▶ Work item
Retype each entry exactly as written, and keep the pictures out of the copy.

*** Block opens ***

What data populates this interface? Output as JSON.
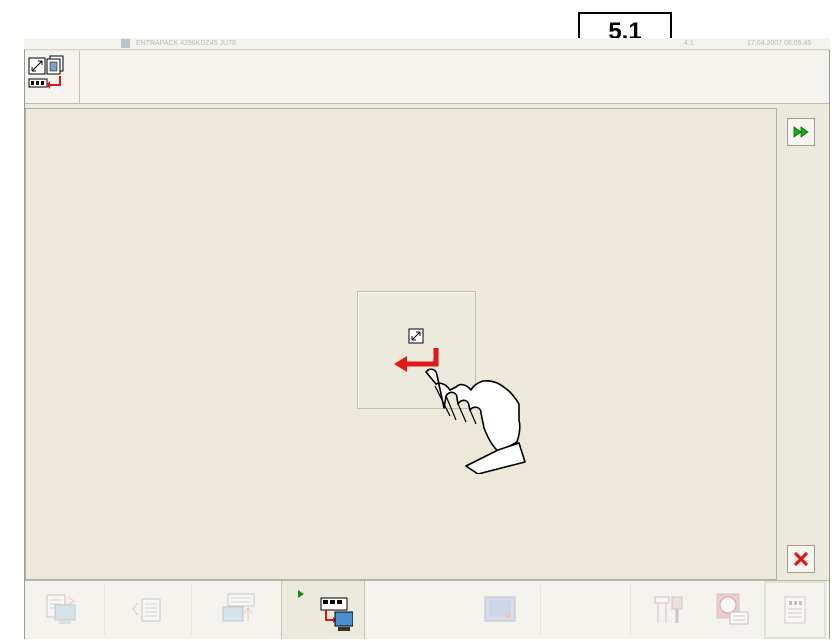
{
  "section_number": "5.1",
  "titlebar": {
    "machine_name": "ENTRAPACK 4256KDZ45 JU78",
    "version": "4.1",
    "datetime": "17.04.2007 08:05:45"
  },
  "icons": {
    "header": "home-screen-return-icon",
    "forward": "double-arrow-right-icon",
    "close": "close-x-icon",
    "center": "return-to-home-icon",
    "hand": "pointing-hand-icon"
  },
  "colors": {
    "accent_green": "#1ea81e",
    "close_red": "#e01818",
    "arrow_red": "#e01818",
    "panel_beige": "#ece9dd"
  },
  "taskbar": {
    "buttons": [
      {
        "name": "production-screen",
        "state": "disabled"
      },
      {
        "name": "format-selection",
        "state": "disabled"
      },
      {
        "name": "format-transfer",
        "state": "disabled"
      },
      {
        "name": "screen-navigation",
        "state": "active"
      },
      {
        "name": "machine-overview",
        "state": "disabled"
      },
      {
        "name": "diagnostics-tools",
        "state": "disabled"
      },
      {
        "name": "alarm-messages",
        "state": "disabled"
      },
      {
        "name": "settings-panel",
        "state": "disabled"
      }
    ]
  }
}
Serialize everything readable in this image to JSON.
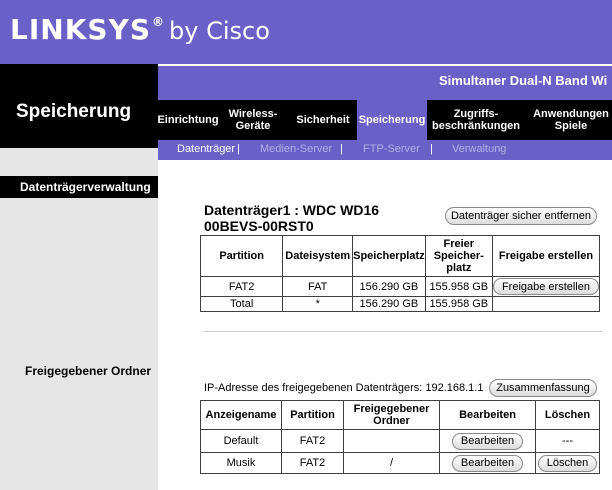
{
  "brand": {
    "logo": "LINKSYS",
    "reg": "®",
    "by": "by Cisco"
  },
  "section_title": "Speicherung",
  "product_name": "Simultaner Dual-N Band Wi",
  "tabs": [
    {
      "label": "Einrichtung",
      "active": false
    },
    {
      "label": "Wireless-Geräte",
      "active": false
    },
    {
      "label": "Sicherheit",
      "active": false
    },
    {
      "label": "Speicherung",
      "active": true
    },
    {
      "label": "Zugriffs-beschränkungen",
      "active": false
    },
    {
      "label": "Anwendungen Spiele",
      "active": false
    }
  ],
  "subtabs": [
    {
      "label": "Datenträger",
      "active": true
    },
    {
      "label": "Medien-Server",
      "active": false
    },
    {
      "label": "FTP-Server",
      "active": false
    },
    {
      "label": "Verwaltung",
      "active": false
    }
  ],
  "subtab_separator": "|",
  "sidebar": {
    "heading": "Datenträgerverwaltung",
    "shared_folder_label": "Freigegebener Ordner"
  },
  "disk": {
    "title": "Datenträger1 : WDC WD16 00BEVS-00RST0",
    "remove_button": "Datenträger sicher entfernen",
    "headers": [
      "Partition",
      "Dateisystem",
      "Speicherplatz",
      "Freier Speicher-platz",
      "Freigabe erstellen"
    ],
    "rows": [
      {
        "partition": "FAT2",
        "fs": "FAT",
        "space": "156.290 GB",
        "free": "155.958 GB",
        "action": "Freigabe erstellen"
      },
      {
        "partition": "Total",
        "fs": "*",
        "space": "156.290 GB",
        "free": "155.958 GB",
        "action": ""
      }
    ]
  },
  "shares": {
    "ip_text": "IP-Adresse des freigegebenen Datenträgers: 192.168.1.1",
    "summary_button": "Zusammenfassung",
    "headers": [
      "Anzeigename",
      "Partition",
      "Freigegebener Ordner",
      "Bearbeiten",
      "Löschen"
    ],
    "rows": [
      {
        "name": "Default",
        "partition": "FAT2",
        "folder": "",
        "edit": "Bearbeiten",
        "delete": "---"
      },
      {
        "name": "Musik",
        "partition": "FAT2",
        "folder": "/",
        "edit": "Bearbeiten",
        "delete": "Löschen"
      }
    ]
  },
  "colors": {
    "brand_purple": "#6b60c8",
    "black": "#000000",
    "sidebar_gray": "#e6e6e6",
    "inactive_subtab": "#b4aee6"
  }
}
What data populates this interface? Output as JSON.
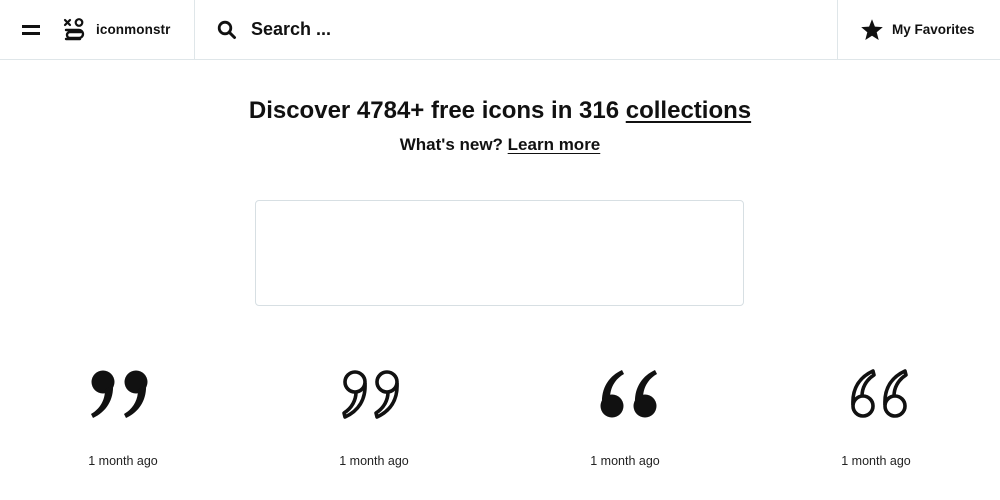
{
  "header": {
    "brand_name": "iconmonstr",
    "search_placeholder": "Search ...",
    "favorites_label": "My Favorites"
  },
  "hero": {
    "title_prefix": "Discover 4784+ free icons in 316 ",
    "title_link": "collections",
    "subtitle_prefix": "What's new? ",
    "subtitle_link": "Learn more"
  },
  "icons": [
    {
      "icon": "quote-right-filled-icon",
      "time": "1 month ago"
    },
    {
      "icon": "quote-right-outline-icon",
      "time": "1 month ago"
    },
    {
      "icon": "quote-left-filled-icon",
      "time": "1 month ago"
    },
    {
      "icon": "quote-left-outline-icon",
      "time": "1 month ago"
    }
  ]
}
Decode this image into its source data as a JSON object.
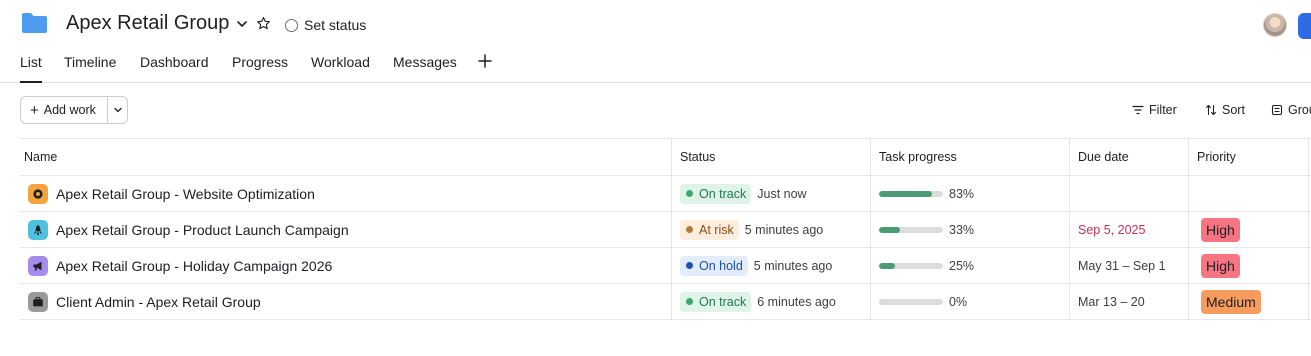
{
  "header": {
    "title": "Apex Retail Group",
    "set_status": "Set status"
  },
  "tabs": [
    {
      "label": "List",
      "active": true
    },
    {
      "label": "Timeline"
    },
    {
      "label": "Dashboard"
    },
    {
      "label": "Progress"
    },
    {
      "label": "Workload"
    },
    {
      "label": "Messages"
    }
  ],
  "toolbar": {
    "add_work": "Add work",
    "filter": "Filter",
    "sort": "Sort",
    "group": "Grou"
  },
  "table": {
    "columns": [
      "Name",
      "Status",
      "Task progress",
      "Due date",
      "Priority"
    ],
    "rows": [
      {
        "name": "Apex Retail Group - Website Optimization",
        "icon": "gear-icon",
        "icon_color": "#f1a33c",
        "status": "On track",
        "status_time": "Just now",
        "progress": 83,
        "progress_label": "83%",
        "due": "",
        "priority": ""
      },
      {
        "name": "Apex Retail Group - Product Launch Campaign",
        "icon": "rocket-icon",
        "icon_color": "#4ec1e0",
        "status": "At risk",
        "status_time": "5 minutes ago",
        "progress": 33,
        "progress_label": "33%",
        "due": "Sep 5, 2025",
        "due_overdue": true,
        "priority": "High"
      },
      {
        "name": "Apex Retail Group - Holiday Campaign 2026",
        "icon": "megaphone-icon",
        "icon_color": "#a78bea",
        "status": "On hold",
        "status_time": "5 minutes ago",
        "progress": 25,
        "progress_label": "25%",
        "due": "May 31 – Sep 1",
        "priority": "High"
      },
      {
        "name": "Client Admin - Apex Retail Group",
        "icon": "briefcase-icon",
        "icon_color": "#9a9a9a",
        "status": "On track",
        "status_time": "6 minutes ago",
        "progress": 0,
        "progress_label": "0%",
        "due": "Mar 13 – 20",
        "priority": "Medium"
      }
    ]
  },
  "colors": {
    "on_track_bg": "#dff3e9",
    "on_track_fg": "#1f7a52",
    "on_track_dot": "#3ea574",
    "at_risk_bg": "#fbeedf",
    "at_risk_fg": "#8a4e13",
    "at_risk_dot": "#b7793a",
    "on_hold_bg": "#e3ecfb",
    "on_hold_fg": "#1a4fae",
    "on_hold_dot": "#1f4fb8",
    "high": "#f77583",
    "medium": "#f89b5e",
    "progress_fill": "#4b9b77",
    "progress_track": "#dcdcdc",
    "folder": "#4d9cf0",
    "accent": "#2e6ce6"
  }
}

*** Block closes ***

▶ Response area
What data populates this interface? Output as JSON.
{
  "section_number": "5.1",
  "titlebar": {
    "machine_name": "ENTRAPACK 4256KDZ45 JU78",
    "version": "4.1",
    "datetime": "17.04.2007 08:05:45"
  },
  "icons": {
    "header": "home-screen-return-icon",
    "forward": "double-arrow-right-icon",
    "close": "close-x-icon",
    "center": "return-to-home-icon",
    "hand": "pointing-hand-icon"
  },
  "colors": {
    "accent_green": "#1ea81e",
    "close_red": "#e01818",
    "arrow_red": "#e01818",
    "panel_beige": "#ece9dd"
  },
  "taskbar": {
    "buttons": [
      {
        "name": "production-screen",
        "state": "disabled"
      },
      {
        "name": "format-selection",
        "state": "disabled"
      },
      {
        "name": "format-transfer",
        "state": "disabled"
      },
      {
        "name": "screen-navigation",
        "state": "active"
      },
      {
        "name": "machine-overview",
        "state": "disabled"
      },
      {
        "name": "diagnostics-tools",
        "state": "disabled"
      },
      {
        "name": "alarm-messages",
        "state": "disabled"
      },
      {
        "name": "settings-panel",
        "state": "disabled"
      }
    ]
  }
}
Serialize everything readable in this image to JSON.
{
  "brand": {
    "logo": "LINKSYS",
    "reg": "®",
    "by": "by Cisco"
  },
  "section_title": "Speicherung",
  "product_name": "Simultaner Dual-N Band Wi",
  "tabs": [
    {
      "label": "Einrichtung",
      "active": false
    },
    {
      "label": "Wireless-Geräte",
      "active": false
    },
    {
      "label": "Sicherheit",
      "active": false
    },
    {
      "label": "Speicherung",
      "active": true
    },
    {
      "label": "Zugriffs-beschränkungen",
      "active": false
    },
    {
      "label": "Anwendungen Spiele",
      "active": false
    }
  ],
  "subtabs": [
    {
      "label": "Datenträger",
      "active": true
    },
    {
      "label": "Medien-Server",
      "active": false
    },
    {
      "label": "FTP-Server",
      "active": false
    },
    {
      "label": "Verwaltung",
      "active": false
    }
  ],
  "subtab_separator": "|",
  "sidebar": {
    "heading": "Datenträgerverwaltung",
    "shared_folder_label": "Freigegebener Ordner"
  },
  "disk": {
    "title": "Datenträger1 : WDC WD16 00BEVS-00RST0",
    "remove_button": "Datenträger sicher entfernen",
    "headers": [
      "Partition",
      "Dateisystem",
      "Speicherplatz",
      "Freier Speicher-platz",
      "Freigabe erstellen"
    ],
    "rows": [
      {
        "partition": "FAT2",
        "fs": "FAT",
        "space": "156.290 GB",
        "free": "155.958 GB",
        "action": "Freigabe erstellen"
      },
      {
        "partition": "Total",
        "fs": "*",
        "space": "156.290 GB",
        "free": "155.958 GB",
        "action": ""
      }
    ]
  },
  "shares": {
    "ip_text": "IP-Adresse des freigegebenen Datenträgers: 192.168.1.1",
    "summary_button": "Zusammenfassung",
    "headers": [
      "Anzeigename",
      "Partition",
      "Freigegebener Ordner",
      "Bearbeiten",
      "Löschen"
    ],
    "rows": [
      {
        "name": "Default",
        "partition": "FAT2",
        "folder": "",
        "edit": "Bearbeiten",
        "delete": "---"
      },
      {
        "name": "Musik",
        "partition": "FAT2",
        "folder": "/",
        "edit": "Bearbeiten",
        "delete": "Löschen"
      }
    ]
  },
  "colors": {
    "brand_purple": "#6b60c8",
    "black": "#000000",
    "sidebar_gray": "#e6e6e6",
    "inactive_subtab": "#b4aee6"
  }
}
What data populates this interface? Output as JSON.
{
  "header": {
    "brand_name": "iconmonstr",
    "search_placeholder": "Search ...",
    "favorites_label": "My Favorites"
  },
  "hero": {
    "title_prefix": "Discover 4784+ free icons in 316 ",
    "title_link": "collections",
    "subtitle_prefix": "What's new? ",
    "subtitle_link": "Learn more"
  },
  "icons": [
    {
      "icon": "quote-right-filled-icon",
      "time": "1 month ago"
    },
    {
      "icon": "quote-right-outline-icon",
      "time": "1 month ago"
    },
    {
      "icon": "quote-left-filled-icon",
      "time": "1 month ago"
    },
    {
      "icon": "quote-left-outline-icon",
      "time": "1 month ago"
    }
  ]
}
Decode this image into its source data as a JSON object.
{
  "header": {
    "title": "Apex Retail Group",
    "set_status": "Set status"
  },
  "tabs": [
    {
      "label": "List",
      "active": true
    },
    {
      "label": "Timeline"
    },
    {
      "label": "Dashboard"
    },
    {
      "label": "Progress"
    },
    {
      "label": "Workload"
    },
    {
      "label": "Messages"
    }
  ],
  "toolbar": {
    "add_work": "Add work",
    "filter": "Filter",
    "sort": "Sort",
    "group": "Grou"
  },
  "table": {
    "columns": [
      "Name",
      "Status",
      "Task progress",
      "Due date",
      "Priority"
    ],
    "rows": [
      {
        "name": "Apex Retail Group - Website Optimization",
        "icon": "gear-icon",
        "icon_color": "#f1a33c",
        "status": "On track",
        "status_time": "Just now",
        "progress": 83,
        "progress_label": "83%",
        "due": "",
        "priority": ""
      },
      {
        "name": "Apex Retail Group - Product Launch Campaign",
        "icon": "rocket-icon",
        "icon_color": "#4ec1e0",
        "status": "At risk",
        "status_time": "5 minutes ago",
        "progress": 33,
        "progress_label": "33%",
        "due": "Sep 5, 2025",
        "due_overdue": true,
        "priority": "High"
      },
      {
        "name": "Apex Retail Group - Holiday Campaign 2026",
        "icon": "megaphone-icon",
        "icon_color": "#a78bea",
        "status": "On hold",
        "status_time": "5 minutes ago",
        "progress": 25,
        "progress_label": "25%",
        "due": "May 31 – Sep 1",
        "priority": "High"
      },
      {
        "name": "Client Admin - Apex Retail Group",
        "icon": "briefcase-icon",
        "icon_color": "#9a9a9a",
        "status": "On track",
        "status_time": "6 minutes ago",
        "progress": 0,
        "progress_label": "0%",
        "due": "Mar 13 – 20",
        "priority": "Medium"
      }
    ]
  },
  "colors": {
    "on_track_bg": "#dff3e9",
    "on_track_fg": "#1f7a52",
    "on_track_dot": "#3ea574",
    "at_risk_bg": "#fbeedf",
    "at_risk_fg": "#8a4e13",
    "at_risk_dot": "#b7793a",
    "on_hold_bg": "#e3ecfb",
    "on_hold_fg": "#1a4fae",
    "on_hold_dot": "#1f4fb8",
    "high": "#f77583",
    "medium": "#f89b5e",
    "progress_fill": "#4b9b77",
    "progress_track": "#dcdcdc",
    "folder": "#4d9cf0",
    "accent": "#2e6ce6"
  }
}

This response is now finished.